§ **TASK REQUIREMENTS**
Would you please copy each line below that includes the string "data"?

§ **RECORDS TO USE**
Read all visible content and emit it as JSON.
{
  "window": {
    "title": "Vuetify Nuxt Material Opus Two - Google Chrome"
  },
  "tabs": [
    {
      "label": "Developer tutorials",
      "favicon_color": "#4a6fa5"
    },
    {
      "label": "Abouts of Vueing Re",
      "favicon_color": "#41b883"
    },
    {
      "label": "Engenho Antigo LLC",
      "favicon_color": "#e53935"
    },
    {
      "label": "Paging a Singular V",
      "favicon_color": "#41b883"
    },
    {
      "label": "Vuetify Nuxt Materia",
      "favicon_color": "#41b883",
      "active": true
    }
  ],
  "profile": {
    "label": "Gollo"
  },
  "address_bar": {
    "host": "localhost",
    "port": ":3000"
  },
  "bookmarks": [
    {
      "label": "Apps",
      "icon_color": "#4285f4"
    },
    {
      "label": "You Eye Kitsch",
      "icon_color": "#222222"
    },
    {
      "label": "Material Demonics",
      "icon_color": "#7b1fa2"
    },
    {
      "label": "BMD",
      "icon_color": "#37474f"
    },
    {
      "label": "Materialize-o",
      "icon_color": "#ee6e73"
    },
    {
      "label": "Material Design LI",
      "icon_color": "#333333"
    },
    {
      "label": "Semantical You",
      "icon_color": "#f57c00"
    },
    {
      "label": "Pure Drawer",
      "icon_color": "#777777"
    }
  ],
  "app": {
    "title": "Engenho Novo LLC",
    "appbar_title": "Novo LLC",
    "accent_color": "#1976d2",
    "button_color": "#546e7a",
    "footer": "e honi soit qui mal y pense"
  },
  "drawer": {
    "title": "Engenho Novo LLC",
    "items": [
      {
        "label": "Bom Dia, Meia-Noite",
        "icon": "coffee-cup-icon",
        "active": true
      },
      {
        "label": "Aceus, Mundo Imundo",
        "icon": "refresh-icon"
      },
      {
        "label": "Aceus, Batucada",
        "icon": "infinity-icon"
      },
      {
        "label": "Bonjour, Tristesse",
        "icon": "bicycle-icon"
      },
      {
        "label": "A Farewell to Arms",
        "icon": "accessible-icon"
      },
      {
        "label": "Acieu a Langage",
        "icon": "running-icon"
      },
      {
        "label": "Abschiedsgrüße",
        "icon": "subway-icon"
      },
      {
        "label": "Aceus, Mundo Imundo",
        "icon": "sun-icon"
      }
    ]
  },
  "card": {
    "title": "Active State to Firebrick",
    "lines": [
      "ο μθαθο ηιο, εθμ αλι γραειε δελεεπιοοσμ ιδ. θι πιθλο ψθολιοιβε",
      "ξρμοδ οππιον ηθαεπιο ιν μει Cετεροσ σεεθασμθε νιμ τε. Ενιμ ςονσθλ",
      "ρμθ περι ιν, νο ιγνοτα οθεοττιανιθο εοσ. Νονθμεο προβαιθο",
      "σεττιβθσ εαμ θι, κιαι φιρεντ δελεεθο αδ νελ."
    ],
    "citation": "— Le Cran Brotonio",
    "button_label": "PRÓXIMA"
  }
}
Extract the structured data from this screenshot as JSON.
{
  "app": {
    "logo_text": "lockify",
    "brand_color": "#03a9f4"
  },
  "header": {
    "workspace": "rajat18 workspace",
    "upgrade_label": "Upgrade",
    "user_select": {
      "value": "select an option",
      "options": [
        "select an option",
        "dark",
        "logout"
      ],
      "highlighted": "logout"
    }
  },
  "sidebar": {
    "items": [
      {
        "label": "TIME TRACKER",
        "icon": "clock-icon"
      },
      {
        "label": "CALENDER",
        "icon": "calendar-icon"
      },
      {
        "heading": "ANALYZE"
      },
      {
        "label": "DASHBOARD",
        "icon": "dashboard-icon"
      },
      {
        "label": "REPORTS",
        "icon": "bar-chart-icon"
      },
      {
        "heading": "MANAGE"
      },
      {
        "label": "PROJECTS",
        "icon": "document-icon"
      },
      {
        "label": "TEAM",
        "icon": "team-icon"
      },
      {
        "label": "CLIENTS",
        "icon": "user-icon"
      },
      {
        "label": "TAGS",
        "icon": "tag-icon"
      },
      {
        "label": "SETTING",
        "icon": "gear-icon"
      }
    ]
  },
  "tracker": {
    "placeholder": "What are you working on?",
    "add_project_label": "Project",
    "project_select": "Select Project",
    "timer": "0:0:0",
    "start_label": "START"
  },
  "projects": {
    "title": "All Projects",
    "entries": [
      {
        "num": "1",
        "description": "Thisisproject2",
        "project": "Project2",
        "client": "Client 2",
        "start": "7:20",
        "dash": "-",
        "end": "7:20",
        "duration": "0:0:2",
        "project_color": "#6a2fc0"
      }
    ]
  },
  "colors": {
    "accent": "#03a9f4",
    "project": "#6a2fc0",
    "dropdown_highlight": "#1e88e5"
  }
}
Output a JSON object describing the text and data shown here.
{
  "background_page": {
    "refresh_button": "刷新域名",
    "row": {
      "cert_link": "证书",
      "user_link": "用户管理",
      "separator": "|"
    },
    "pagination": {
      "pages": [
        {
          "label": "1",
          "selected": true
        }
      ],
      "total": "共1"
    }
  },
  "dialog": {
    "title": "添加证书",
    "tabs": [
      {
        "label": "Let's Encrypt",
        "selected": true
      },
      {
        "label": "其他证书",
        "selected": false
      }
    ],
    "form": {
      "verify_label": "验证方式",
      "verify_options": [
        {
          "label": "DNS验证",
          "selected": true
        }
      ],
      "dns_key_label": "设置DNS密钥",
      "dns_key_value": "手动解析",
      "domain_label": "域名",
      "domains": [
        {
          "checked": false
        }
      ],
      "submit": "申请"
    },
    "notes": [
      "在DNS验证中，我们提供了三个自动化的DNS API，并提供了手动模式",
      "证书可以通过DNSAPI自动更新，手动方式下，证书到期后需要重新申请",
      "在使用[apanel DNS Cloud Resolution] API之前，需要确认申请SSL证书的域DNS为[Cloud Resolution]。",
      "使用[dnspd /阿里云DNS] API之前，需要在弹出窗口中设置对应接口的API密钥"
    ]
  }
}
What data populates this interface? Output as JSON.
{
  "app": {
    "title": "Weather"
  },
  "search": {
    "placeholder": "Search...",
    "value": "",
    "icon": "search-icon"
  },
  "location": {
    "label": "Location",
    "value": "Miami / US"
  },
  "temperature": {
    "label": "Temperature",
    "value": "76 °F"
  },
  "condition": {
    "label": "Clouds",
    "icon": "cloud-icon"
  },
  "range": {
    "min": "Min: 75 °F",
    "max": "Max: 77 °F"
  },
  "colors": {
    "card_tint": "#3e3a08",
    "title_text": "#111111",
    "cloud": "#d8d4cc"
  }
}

§ **ANSWER BOX**
Extract the structured data from this screenshot as JSON.
Output a JSON object describing the text and data shown here.
What data populates this interface? Output as JSON.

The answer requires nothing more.